Simple furnishings is best for a small child as their focus will be on their toys and items. The decoration can be focused on clean pastel walls with pictures of family and a thick rug on the floor where they can comfortably play.
The neutrality of the space means that your child will not need to make drastic changes as they grow older and can naturally apply their evolving tastes to the room.
Design for Height
As adults, we tend to choose furniture and decorations that suit our tastes. Even when it comes to our kid’s rooms, we think about when they will be our size and plan ahead. But if you want your child to learn about their evolving needs and plan for them instead of always relying on you to think for them, you have to think about their current needs.
Small children are small and need furniture that is their size. A low bed that is easy for them to climb into and kid-sized tables and chairs are available from many outlets. These small size furniture items are going to be much more comfortable for your child. Their comfort comes first as this will be what makes them grow attached to their room and want to spend the time in it.
Open shelving, low-slung cabinets, and command hooks at their head height can help them to participate in putting away their clothes, toys, and arranging their books and crayons the way they want. This type of autonomy developed early has a better chance of carrying over as they grow older.
Incorporate Play Elements
A functional room can still have many elements of play. This is important for making your child want to spend time in the room. This is how you get them to want to spend the night in their room and avoid depending on sneaking into your bed every night.

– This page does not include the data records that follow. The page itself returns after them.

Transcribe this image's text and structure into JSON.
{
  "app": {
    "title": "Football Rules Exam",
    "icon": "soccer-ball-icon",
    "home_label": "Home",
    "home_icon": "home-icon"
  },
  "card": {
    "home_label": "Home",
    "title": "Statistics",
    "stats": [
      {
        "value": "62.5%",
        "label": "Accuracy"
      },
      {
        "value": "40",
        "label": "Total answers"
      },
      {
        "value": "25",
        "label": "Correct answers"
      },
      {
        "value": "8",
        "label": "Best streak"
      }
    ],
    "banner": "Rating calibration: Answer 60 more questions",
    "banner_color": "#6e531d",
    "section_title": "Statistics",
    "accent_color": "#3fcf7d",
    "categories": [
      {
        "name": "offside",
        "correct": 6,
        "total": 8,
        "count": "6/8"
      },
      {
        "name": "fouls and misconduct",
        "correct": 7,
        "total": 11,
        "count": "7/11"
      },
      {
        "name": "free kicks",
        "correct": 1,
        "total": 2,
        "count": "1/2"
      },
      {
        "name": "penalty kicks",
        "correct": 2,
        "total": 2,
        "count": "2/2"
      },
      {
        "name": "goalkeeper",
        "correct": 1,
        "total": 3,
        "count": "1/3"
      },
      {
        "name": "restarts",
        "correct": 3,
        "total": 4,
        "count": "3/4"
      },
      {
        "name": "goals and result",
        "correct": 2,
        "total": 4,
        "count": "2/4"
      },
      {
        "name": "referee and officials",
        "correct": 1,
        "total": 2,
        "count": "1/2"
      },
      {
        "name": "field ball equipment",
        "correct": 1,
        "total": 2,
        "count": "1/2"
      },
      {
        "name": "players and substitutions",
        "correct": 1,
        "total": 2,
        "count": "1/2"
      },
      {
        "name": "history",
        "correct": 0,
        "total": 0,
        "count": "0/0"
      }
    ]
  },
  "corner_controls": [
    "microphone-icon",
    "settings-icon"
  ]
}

There are many ways to appeal to their distinct taste in play. A kid who likes to bake would happily spend hours in their room if you put a play kitchen in one corner. There are beds that incorporate rock-climbing walls and slides which can keep your active kid happy while indoors. Chalkboard walls can keep an artsy child occupied for hours.
Decorate According to Their Tastes

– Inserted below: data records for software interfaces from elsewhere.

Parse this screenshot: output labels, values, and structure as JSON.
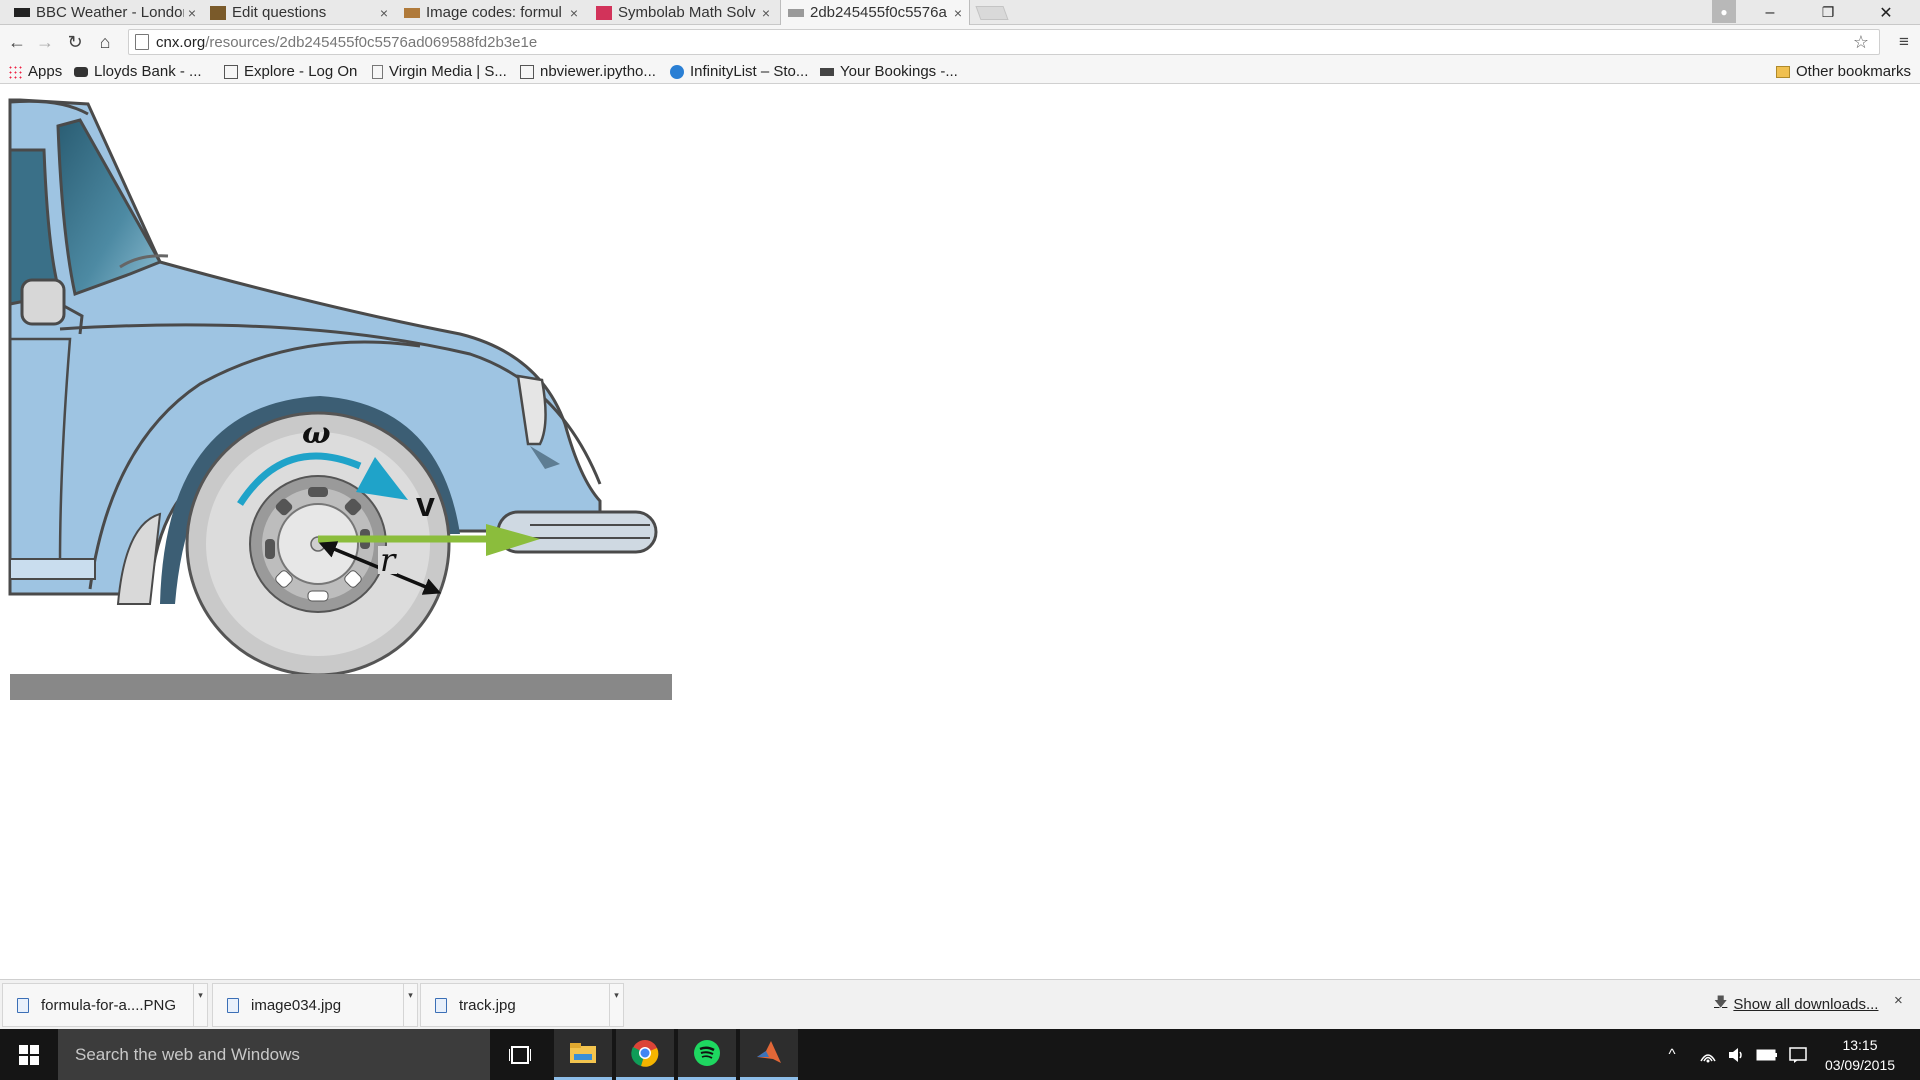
{
  "tabs": [
    {
      "title": "BBC Weather - London",
      "close": "×",
      "icon": "bbc-icon",
      "active": false
    },
    {
      "title": "Edit questions",
      "close": "×",
      "icon": "edit-icon",
      "active": false
    },
    {
      "title": "Image codes: formul",
      "close": "×",
      "icon": "image-icon",
      "active": false
    },
    {
      "title": "Symbolab Math Solv",
      "close": "×",
      "icon": "symbolab-icon",
      "active": false
    },
    {
      "title": "2db245455f0c5576a",
      "close": "×",
      "icon": "page-icon",
      "active": true
    }
  ],
  "window": {
    "minimize": "–",
    "restore": "❐",
    "close": "✕"
  },
  "toolbar": {
    "back": "←",
    "forward": "→",
    "reload": "↻",
    "home": "⌂",
    "url_host": "cnx.org",
    "url_path": "/resources/2db245455f0c5576ad069588fd2b3e1e",
    "star": "☆",
    "menu": "≡"
  },
  "bookmarks": [
    {
      "label": "Apps",
      "icon": "apps-grid-icon"
    },
    {
      "label": "Lloyds Bank - ...",
      "icon": "horse-icon"
    },
    {
      "label": "Explore - Log On",
      "icon": "page-icon"
    },
    {
      "label": "Virgin Media | S...",
      "icon": "page-icon"
    },
    {
      "label": "nbviewer.ipytho...",
      "icon": "nb-icon"
    },
    {
      "label": "InfinityList – Sto...",
      "icon": "globe-icon"
    },
    {
      "label": "Your Bookings -...",
      "icon": "bookings-icon"
    }
  ],
  "other_bookmarks": "Other bookmarks",
  "figure": {
    "omega_label": "ω",
    "v_label": "v",
    "r_label": "r",
    "colors": {
      "car_body": "#9ec4e2",
      "tire": "#c9c9c9",
      "omega_arrow": "#1fa3c9",
      "v_arrow": "#8bbd3c",
      "ground": "#888888"
    }
  },
  "downloads": [
    {
      "name": "formula-for-a....PNG"
    },
    {
      "name": "image034.jpg"
    },
    {
      "name": "track.jpg"
    }
  ],
  "show_all": "Show all downloads...",
  "shelf_close": "×",
  "taskbar": {
    "search_placeholder": "Search the web and Windows",
    "time": "13:15",
    "date": "03/09/2015"
  }
}
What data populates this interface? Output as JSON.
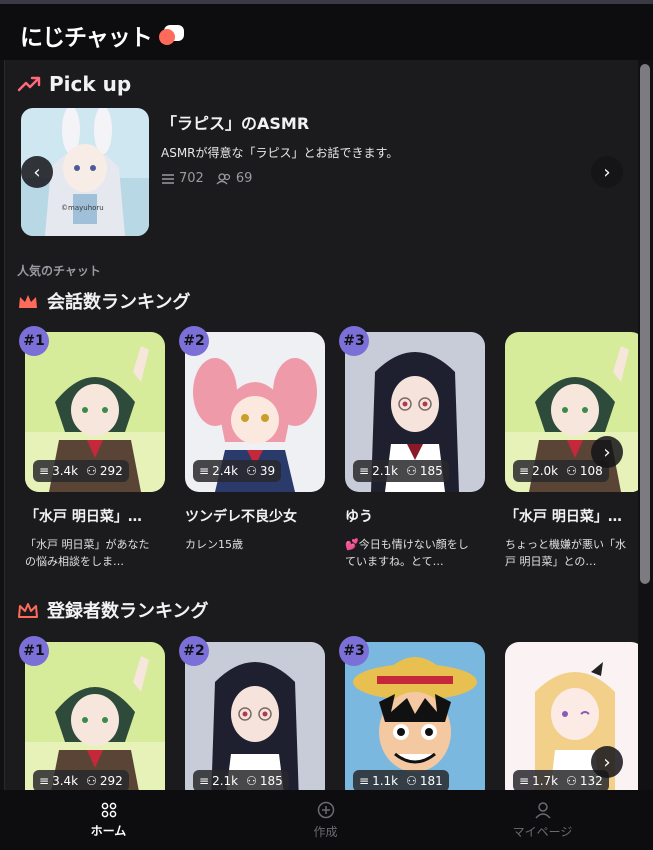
{
  "app": {
    "name": "にじチャット"
  },
  "pickup": {
    "title": "Pick up",
    "name": "「ラピス」のASMR",
    "desc": "ASMRが得意な「ラピス」とお話できます。",
    "messages": "702",
    "users": "69",
    "watermark": "©mayuhoru"
  },
  "popular_label": "人気のチャット",
  "ranking1": {
    "title": "会話数ランキング",
    "cards": [
      {
        "rank": "#1",
        "messages": "3.4k",
        "users": "292",
        "name": "「水戸 明日菜」のお悩み相談",
        "desc": "「水戸 明日菜」があなたの悩み相談をしま…"
      },
      {
        "rank": "#2",
        "messages": "2.4k",
        "users": "39",
        "name": "ツンデレ不良少女",
        "desc": "カレン15歳"
      },
      {
        "rank": "#3",
        "messages": "2.1k",
        "users": "185",
        "name": "ゆう",
        "desc": "💕今日も情けない顔をしていますね。とて…"
      },
      {
        "rank": "",
        "messages": "2.0k",
        "users": "108",
        "name": "「水戸 明日菜」ちょっと機嫌",
        "desc": "ちょっと機嫌が悪い「水戸 明日菜」との…"
      }
    ]
  },
  "ranking2": {
    "title": "登録者数ランキング",
    "cards": [
      {
        "rank": "#1",
        "messages": "3.4k",
        "users": "292"
      },
      {
        "rank": "#2",
        "messages": "2.1k",
        "users": "185"
      },
      {
        "rank": "#3",
        "messages": "1.1k",
        "users": "181"
      },
      {
        "rank": "",
        "messages": "1.7k",
        "users": "132"
      }
    ]
  },
  "tabs": [
    {
      "label": "ホーム",
      "icon": "home-icon"
    },
    {
      "label": "作成",
      "icon": "plus-circle-icon"
    },
    {
      "label": "マイページ",
      "icon": "person-icon"
    }
  ],
  "colors": {
    "accent": "#ff6a5a",
    "badge": "#7b6fd8",
    "bg": "#1b1b1e"
  }
}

Parents often incorporate design elements that really happy childhood moments for them. If you loved Peter Rabbit as a child, it makes sense to want your child to develop a love for Beatrix Potters books as well. But the best you can do is get your child the toys and books and hope they naturally come across. Turning their bedroom into a shrine for Peter Rabbit may have the exact opposite effect of what you want. Even small children yearn to be heard and seen as independent people.
Listen to your child’s input when choosing the decorations. If they want a transformer poster next to the peter rabbit portrait, accept that it speaks to their unique character. Give them fairy lights along one wall and paste glow-in-the-dark stars on the ceiling. You can still find ways to make it special. Paste the stars according to real constellations. This may inspire your kid to want to learn more about astronomy.

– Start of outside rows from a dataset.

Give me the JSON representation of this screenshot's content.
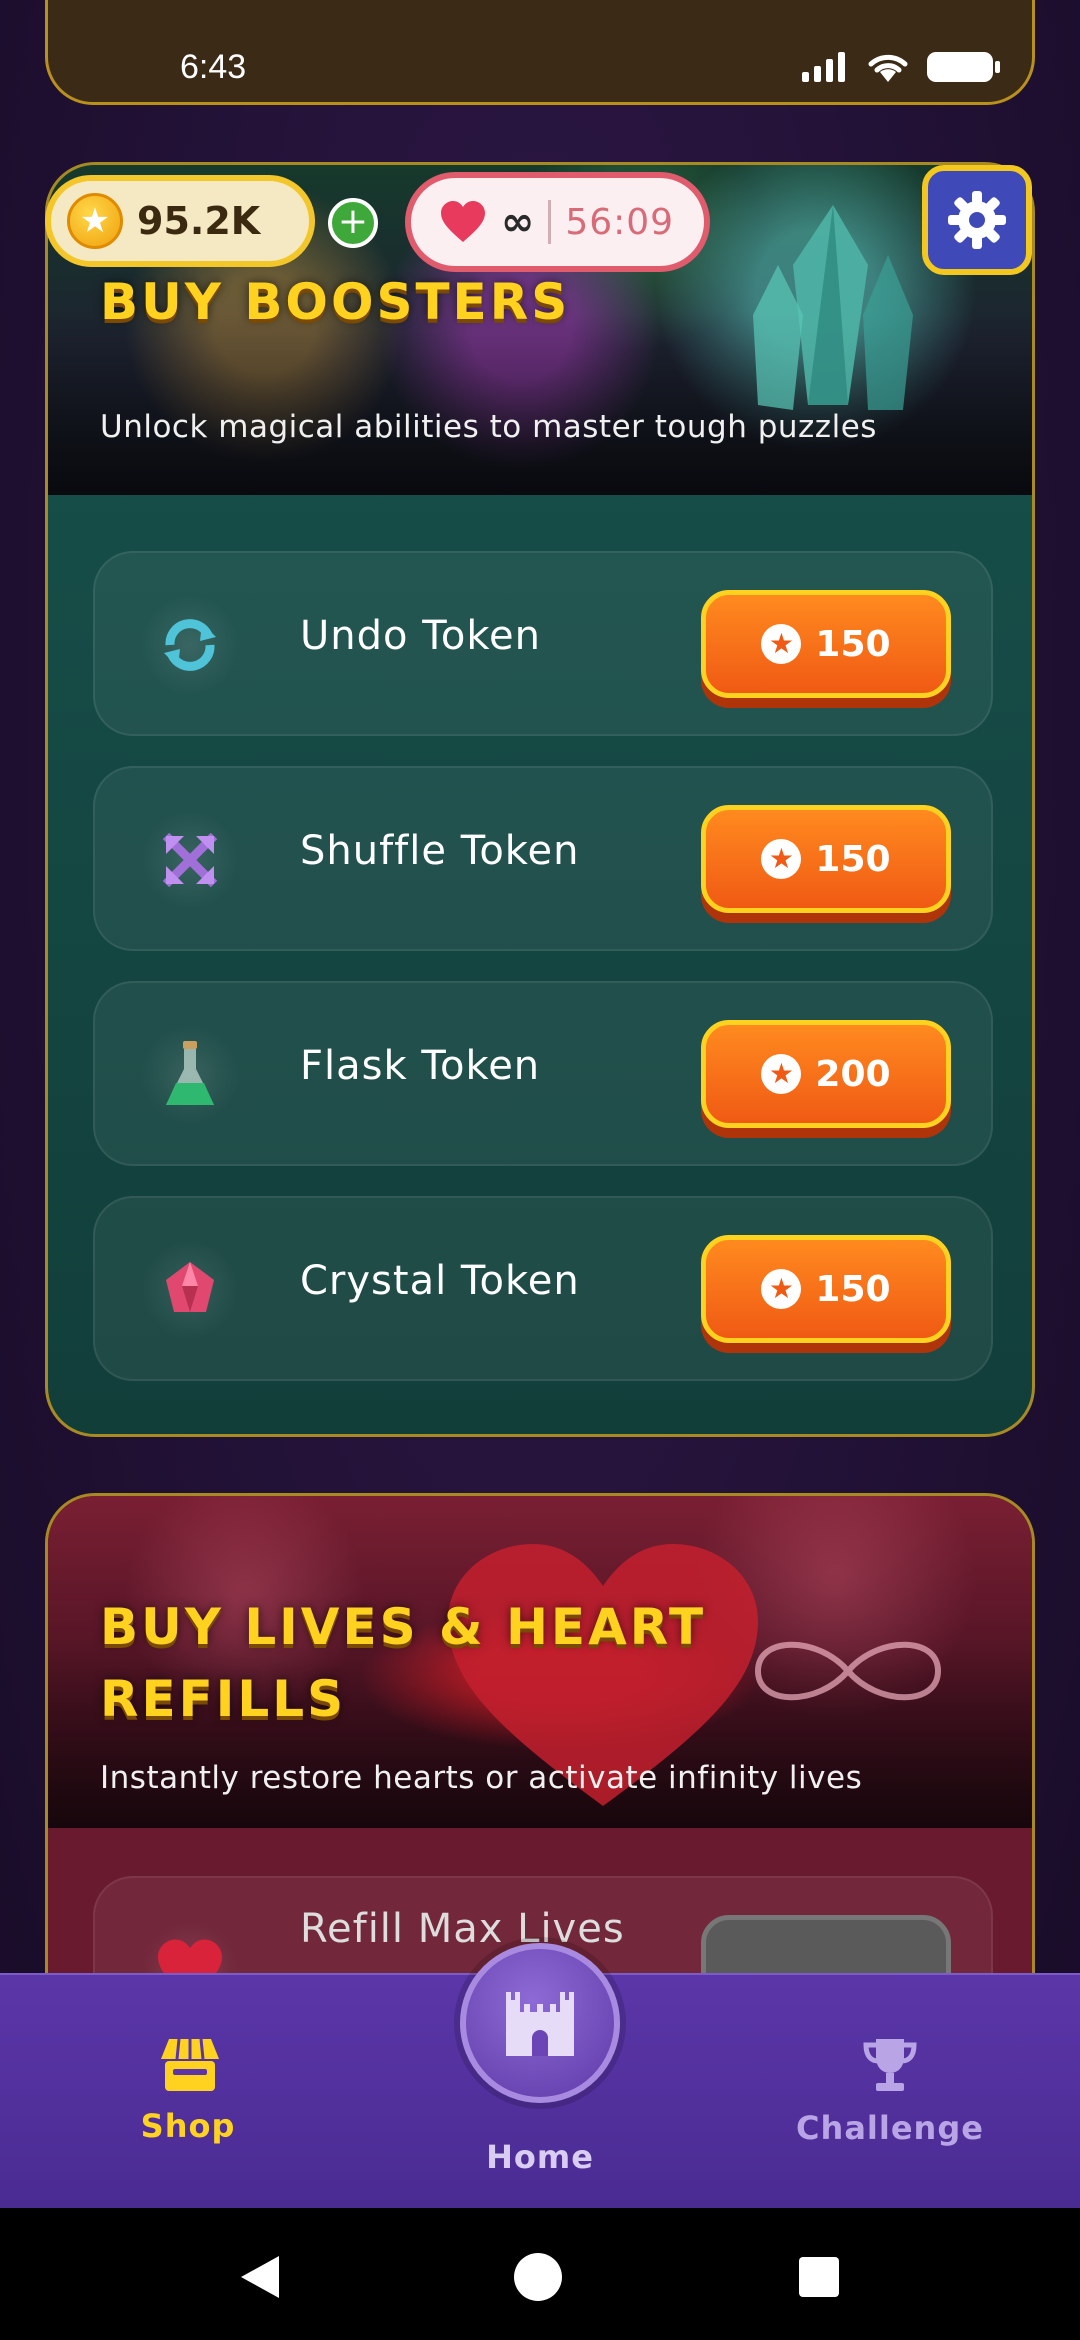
{
  "status_bar": {
    "time": "6:43"
  },
  "hud": {
    "coins": "95.2K",
    "add_coins_symbol": "+",
    "lives_value": "∞",
    "lives_timer": "56:09"
  },
  "boosters": {
    "title": "BUY BOOSTERS",
    "subtitle": "Unlock magical abilities to master tough puzzles",
    "items": [
      {
        "label": "Undo Token",
        "price": "150",
        "icon": "undo-arrows-icon"
      },
      {
        "label": "Shuffle Token",
        "price": "150",
        "icon": "shuffle-arrows-icon"
      },
      {
        "label": "Flask Token",
        "price": "200",
        "icon": "flask-icon"
      },
      {
        "label": "Crystal Token",
        "price": "150",
        "icon": "crystal-gem-icon"
      }
    ]
  },
  "lives": {
    "title_line1": "BUY LIVES & HEART",
    "title_line2": "REFILLS",
    "subtitle": "Instantly restore hearts or activate infinity lives",
    "first_item_label": "Refill Max Lives"
  },
  "bottom_nav": {
    "shop": "Shop",
    "home": "Home",
    "challenge": "Challenge"
  },
  "colors": {
    "accent_gold": "#ffd21f",
    "price_orange": "#f05a14",
    "nav_purple": "#5b36a8",
    "boosters_teal": "#18524d",
    "lives_red": "#6a1a2e"
  }
}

Do not despair if you have a small space, there are plenty of ways to make the most out of a small room. Even if the space seems small to you, your small child will find it delightful and just right.
Look online for inspirations on how to make the most out of the space. You can get a bedroom set where the bed is suspended above as a bunk bed would be but the bottom half is a work desk or a play area.
Some parents have even given their children hammocks to sleep in which can be pushed aside on a curtain rod-style arrangement. This frees up the entire room space for them to stretch out and play.